My weekly Law Bytes column (Toronto Star version, homepage version ) discusses the renewed net neutrality concerns in Canada in light of comments from Videotron President Robert Depatie promoting the establishment of a new Internet transmission tariff that would require content creators of all sizes to fork over millions of dollars for the right to transmit content to ISP subscribers. I note that there is mounting evidence that content and application discrimination is already here. In Canada, the Depatie remarks join a handful of examples that include Telus' 2005 decision during a labour dispute to block access to a website that supported its union (blocking hundreds of additional websites in the process), Shaw Cable's ten dollar surcharge for "premium" Internet telephony service (which generated a complaint to the CRTC from Vonage, a leading Internet telephony provider), and Rogers' decision to limit bandwidth for legitimate peer-to-peer software applications (without full public disclosure of the practice).
While opponents of network neutrality legislation argue that a competitive marketplace removes the need for government intervention, the reality is that the market for broadband services in Canada is at best an oligopoly. Most Canadians have limited choice, with consumers in urban areas choosing between indistinguishable cable and telephone Internet packages, while Canadians in rural communities are often left with no broadband options at all.
In light of the current environment, a recent Canadian telecommunications policy review directly addressed the network neutrality issue.

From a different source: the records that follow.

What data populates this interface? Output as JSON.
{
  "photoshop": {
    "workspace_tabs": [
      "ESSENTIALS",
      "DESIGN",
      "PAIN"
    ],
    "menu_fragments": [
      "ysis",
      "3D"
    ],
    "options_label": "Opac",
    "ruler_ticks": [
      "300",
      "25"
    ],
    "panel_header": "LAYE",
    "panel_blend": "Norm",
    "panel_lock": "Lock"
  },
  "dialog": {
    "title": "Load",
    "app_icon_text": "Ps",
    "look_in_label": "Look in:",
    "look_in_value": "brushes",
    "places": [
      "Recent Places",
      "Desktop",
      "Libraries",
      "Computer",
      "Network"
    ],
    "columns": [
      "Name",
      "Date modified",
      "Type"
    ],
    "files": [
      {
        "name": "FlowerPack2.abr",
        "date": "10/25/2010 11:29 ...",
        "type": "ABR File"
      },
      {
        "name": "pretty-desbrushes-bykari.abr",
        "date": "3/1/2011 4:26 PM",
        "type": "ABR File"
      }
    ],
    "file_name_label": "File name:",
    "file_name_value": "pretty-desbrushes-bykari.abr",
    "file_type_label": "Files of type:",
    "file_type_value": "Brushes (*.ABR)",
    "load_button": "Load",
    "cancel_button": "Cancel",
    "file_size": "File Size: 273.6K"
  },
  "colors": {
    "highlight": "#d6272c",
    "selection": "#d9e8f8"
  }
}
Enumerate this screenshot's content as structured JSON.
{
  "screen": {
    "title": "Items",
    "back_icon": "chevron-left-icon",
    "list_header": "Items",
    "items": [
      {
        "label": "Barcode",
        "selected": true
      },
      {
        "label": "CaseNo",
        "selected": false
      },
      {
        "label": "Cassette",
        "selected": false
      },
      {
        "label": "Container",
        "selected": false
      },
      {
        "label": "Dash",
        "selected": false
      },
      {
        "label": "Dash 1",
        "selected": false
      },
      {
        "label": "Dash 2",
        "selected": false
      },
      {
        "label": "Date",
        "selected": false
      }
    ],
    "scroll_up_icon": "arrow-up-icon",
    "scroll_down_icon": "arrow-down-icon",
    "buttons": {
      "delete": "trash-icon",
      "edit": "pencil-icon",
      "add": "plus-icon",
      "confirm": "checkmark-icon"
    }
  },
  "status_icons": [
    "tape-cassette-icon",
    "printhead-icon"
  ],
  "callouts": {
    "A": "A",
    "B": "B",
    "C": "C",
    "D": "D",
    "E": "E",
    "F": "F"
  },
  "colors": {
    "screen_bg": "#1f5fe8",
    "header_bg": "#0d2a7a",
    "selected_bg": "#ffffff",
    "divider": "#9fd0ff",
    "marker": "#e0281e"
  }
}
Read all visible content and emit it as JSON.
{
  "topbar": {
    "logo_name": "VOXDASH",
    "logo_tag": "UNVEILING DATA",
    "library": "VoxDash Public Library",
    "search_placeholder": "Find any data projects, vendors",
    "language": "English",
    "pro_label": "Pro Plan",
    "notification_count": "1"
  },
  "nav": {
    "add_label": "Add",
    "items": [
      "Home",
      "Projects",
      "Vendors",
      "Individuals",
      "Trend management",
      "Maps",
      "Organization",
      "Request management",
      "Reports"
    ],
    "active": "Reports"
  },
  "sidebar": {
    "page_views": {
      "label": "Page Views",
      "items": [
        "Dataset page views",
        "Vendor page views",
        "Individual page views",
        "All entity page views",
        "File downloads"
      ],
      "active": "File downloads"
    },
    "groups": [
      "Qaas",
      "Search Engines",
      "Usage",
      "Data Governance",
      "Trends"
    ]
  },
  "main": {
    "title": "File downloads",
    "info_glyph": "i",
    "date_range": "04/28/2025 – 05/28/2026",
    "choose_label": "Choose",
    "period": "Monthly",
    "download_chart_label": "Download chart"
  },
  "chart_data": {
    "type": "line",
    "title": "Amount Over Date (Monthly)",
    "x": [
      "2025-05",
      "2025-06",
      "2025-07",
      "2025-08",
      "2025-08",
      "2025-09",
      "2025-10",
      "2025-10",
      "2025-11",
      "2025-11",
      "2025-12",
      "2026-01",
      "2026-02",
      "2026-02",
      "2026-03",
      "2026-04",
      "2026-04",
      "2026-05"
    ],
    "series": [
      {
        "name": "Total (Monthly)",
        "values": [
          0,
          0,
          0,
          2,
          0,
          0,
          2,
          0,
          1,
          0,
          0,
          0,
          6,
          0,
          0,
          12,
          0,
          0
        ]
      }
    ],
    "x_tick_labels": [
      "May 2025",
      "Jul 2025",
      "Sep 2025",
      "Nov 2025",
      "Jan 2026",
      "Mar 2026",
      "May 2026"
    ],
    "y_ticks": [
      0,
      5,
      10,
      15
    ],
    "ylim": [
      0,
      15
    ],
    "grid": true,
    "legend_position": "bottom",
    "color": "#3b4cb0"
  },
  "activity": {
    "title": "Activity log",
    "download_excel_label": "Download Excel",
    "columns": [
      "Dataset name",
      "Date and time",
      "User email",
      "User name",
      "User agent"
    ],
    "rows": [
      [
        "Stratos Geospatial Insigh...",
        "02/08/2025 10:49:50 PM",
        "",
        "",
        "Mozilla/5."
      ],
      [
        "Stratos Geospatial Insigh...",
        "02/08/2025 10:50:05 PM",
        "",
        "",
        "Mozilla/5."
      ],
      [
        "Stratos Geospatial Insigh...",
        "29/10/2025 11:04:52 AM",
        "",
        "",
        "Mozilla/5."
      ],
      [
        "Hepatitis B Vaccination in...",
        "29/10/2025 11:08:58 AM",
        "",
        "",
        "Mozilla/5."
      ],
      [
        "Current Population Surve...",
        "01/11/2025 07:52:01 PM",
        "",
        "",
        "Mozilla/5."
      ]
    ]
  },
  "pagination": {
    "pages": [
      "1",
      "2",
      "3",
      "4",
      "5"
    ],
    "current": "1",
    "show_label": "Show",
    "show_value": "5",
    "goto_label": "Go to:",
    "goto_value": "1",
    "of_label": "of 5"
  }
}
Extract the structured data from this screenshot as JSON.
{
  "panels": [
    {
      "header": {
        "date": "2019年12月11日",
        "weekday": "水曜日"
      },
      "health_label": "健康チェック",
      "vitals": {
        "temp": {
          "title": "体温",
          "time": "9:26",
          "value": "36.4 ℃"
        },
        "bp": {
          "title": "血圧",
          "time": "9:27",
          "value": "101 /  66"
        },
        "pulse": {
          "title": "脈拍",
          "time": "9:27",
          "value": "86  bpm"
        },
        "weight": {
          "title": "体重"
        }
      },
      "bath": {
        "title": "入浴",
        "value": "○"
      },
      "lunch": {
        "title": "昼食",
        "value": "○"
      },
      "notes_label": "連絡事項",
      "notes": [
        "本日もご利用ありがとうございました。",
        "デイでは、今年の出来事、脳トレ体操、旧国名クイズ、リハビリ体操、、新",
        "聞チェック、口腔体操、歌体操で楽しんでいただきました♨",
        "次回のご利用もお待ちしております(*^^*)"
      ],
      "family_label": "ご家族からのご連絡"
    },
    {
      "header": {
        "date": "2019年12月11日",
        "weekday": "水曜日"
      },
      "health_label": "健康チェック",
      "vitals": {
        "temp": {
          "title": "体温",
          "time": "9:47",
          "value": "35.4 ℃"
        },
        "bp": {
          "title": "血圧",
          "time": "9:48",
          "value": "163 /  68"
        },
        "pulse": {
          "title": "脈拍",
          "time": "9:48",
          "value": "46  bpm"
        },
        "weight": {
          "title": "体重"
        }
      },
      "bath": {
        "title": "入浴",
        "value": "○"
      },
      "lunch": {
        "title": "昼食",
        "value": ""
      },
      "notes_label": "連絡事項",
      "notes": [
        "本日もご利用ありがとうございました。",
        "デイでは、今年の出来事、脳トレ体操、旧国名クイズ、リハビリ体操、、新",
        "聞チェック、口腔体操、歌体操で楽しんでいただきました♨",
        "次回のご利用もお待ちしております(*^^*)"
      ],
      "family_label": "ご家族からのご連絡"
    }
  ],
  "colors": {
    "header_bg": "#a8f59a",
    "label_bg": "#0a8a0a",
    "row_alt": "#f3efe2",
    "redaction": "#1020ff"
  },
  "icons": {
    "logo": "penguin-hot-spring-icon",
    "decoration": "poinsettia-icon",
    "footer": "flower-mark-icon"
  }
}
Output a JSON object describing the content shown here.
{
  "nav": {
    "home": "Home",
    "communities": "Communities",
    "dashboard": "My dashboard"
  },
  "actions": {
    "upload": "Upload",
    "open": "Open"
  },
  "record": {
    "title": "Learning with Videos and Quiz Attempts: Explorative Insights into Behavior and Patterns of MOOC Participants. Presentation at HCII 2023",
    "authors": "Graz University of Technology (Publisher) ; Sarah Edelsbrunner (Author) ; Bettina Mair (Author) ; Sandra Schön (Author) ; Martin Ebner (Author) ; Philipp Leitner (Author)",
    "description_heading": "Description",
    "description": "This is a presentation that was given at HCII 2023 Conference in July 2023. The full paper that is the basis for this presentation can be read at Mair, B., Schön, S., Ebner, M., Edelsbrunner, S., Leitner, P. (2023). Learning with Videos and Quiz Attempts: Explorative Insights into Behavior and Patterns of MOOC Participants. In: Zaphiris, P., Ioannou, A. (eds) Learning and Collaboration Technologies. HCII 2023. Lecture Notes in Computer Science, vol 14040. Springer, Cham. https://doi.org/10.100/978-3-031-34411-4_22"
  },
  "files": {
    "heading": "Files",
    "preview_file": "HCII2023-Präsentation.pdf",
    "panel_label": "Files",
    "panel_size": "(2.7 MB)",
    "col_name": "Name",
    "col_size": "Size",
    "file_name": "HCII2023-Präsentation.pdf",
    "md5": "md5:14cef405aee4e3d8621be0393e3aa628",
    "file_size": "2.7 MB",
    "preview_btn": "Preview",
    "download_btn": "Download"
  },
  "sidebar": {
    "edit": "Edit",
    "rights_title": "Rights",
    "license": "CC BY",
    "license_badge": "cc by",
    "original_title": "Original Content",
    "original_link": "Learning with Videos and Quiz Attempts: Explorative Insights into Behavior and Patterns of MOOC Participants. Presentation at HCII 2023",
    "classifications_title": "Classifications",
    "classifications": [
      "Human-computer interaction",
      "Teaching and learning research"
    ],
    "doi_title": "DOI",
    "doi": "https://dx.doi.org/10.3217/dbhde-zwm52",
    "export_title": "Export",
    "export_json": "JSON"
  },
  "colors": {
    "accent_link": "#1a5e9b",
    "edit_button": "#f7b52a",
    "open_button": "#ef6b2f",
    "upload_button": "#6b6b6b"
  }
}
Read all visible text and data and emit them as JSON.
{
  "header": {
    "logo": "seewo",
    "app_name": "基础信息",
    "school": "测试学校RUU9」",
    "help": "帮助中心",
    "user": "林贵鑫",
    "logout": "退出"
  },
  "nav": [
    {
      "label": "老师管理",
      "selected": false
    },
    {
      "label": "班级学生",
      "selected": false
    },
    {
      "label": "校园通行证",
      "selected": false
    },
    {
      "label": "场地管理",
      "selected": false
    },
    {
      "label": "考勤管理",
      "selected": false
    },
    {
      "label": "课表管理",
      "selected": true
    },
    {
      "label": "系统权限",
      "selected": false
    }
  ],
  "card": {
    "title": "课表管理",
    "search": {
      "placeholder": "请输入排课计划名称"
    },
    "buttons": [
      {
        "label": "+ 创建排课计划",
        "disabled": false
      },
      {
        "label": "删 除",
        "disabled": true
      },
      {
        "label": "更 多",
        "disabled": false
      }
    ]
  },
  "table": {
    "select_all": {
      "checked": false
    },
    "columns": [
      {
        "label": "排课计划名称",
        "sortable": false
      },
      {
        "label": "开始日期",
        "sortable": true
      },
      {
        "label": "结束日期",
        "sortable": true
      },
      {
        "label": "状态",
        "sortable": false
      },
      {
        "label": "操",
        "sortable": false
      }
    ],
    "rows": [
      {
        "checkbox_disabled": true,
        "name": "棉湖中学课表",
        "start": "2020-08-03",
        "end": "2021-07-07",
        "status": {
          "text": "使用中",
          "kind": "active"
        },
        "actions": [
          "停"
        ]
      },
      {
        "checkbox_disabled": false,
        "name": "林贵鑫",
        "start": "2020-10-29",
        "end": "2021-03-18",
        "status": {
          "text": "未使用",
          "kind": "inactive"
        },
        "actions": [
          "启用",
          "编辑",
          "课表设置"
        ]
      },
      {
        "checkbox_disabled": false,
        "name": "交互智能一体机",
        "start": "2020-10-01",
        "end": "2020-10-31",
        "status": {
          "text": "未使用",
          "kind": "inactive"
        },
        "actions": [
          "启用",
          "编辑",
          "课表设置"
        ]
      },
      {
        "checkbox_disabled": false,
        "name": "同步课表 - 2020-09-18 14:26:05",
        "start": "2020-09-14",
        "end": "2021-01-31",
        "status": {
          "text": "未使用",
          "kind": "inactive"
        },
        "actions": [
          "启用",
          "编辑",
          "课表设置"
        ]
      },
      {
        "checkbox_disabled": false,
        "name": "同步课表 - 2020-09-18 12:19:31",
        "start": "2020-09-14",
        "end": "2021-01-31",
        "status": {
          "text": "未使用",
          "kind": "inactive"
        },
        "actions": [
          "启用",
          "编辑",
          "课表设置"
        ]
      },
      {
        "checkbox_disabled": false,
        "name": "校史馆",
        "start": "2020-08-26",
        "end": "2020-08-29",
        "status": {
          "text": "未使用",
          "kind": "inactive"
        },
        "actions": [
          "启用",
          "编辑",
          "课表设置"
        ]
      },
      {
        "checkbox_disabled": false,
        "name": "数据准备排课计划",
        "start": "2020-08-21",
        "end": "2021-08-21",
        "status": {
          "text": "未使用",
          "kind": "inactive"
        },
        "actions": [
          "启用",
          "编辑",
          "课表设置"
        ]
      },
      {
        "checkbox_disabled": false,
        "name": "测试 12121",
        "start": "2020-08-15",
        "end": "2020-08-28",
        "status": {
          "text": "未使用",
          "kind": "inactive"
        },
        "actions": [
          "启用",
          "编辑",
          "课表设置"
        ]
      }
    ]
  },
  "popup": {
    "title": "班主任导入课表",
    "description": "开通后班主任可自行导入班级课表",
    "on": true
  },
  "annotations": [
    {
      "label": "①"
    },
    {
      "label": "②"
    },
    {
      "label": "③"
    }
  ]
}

The Telecommunications Policy Review Panel report, a massive 400-page government-commissioned study that detailed a new vision to reshape Canadian telecommunications regulation recommended the establishment of a new legislative provision to "confirm the right of Canadian consumers to access publicly available Internet applications and content of their choice by means of all public telecommunications networks providing access to the Internet."
Furthermore, according to documents obtained under the Access to Information Act, this spring Industry Canada quietly conducted an informal consultation on stakeholder responses to the report that confirmed industry support for a complete implementation of report's recommendations. In a memorandum to Industry Minister Maxime Bernier, officials noted that the "department solicited stakeholders' views on their top five and bottom five recommendations" and concluded that "most firms only oppose recommendations if they are implemented separately, and believe the Panel's report should be implemented as a package."
Despite mounting consumer concerns, the Panel report's recommendation, and industry support for reform implementation that would include a network neutrality provision, there is widespread speculation that Bernier will ignore the issue by focusing exclusively on deregulation when he unveils his plans for telecommunications reform. In doing so, he would not only eviscerate many statutory consumer protections, but also risk accelerating the development of a two-tier Internet in Canada.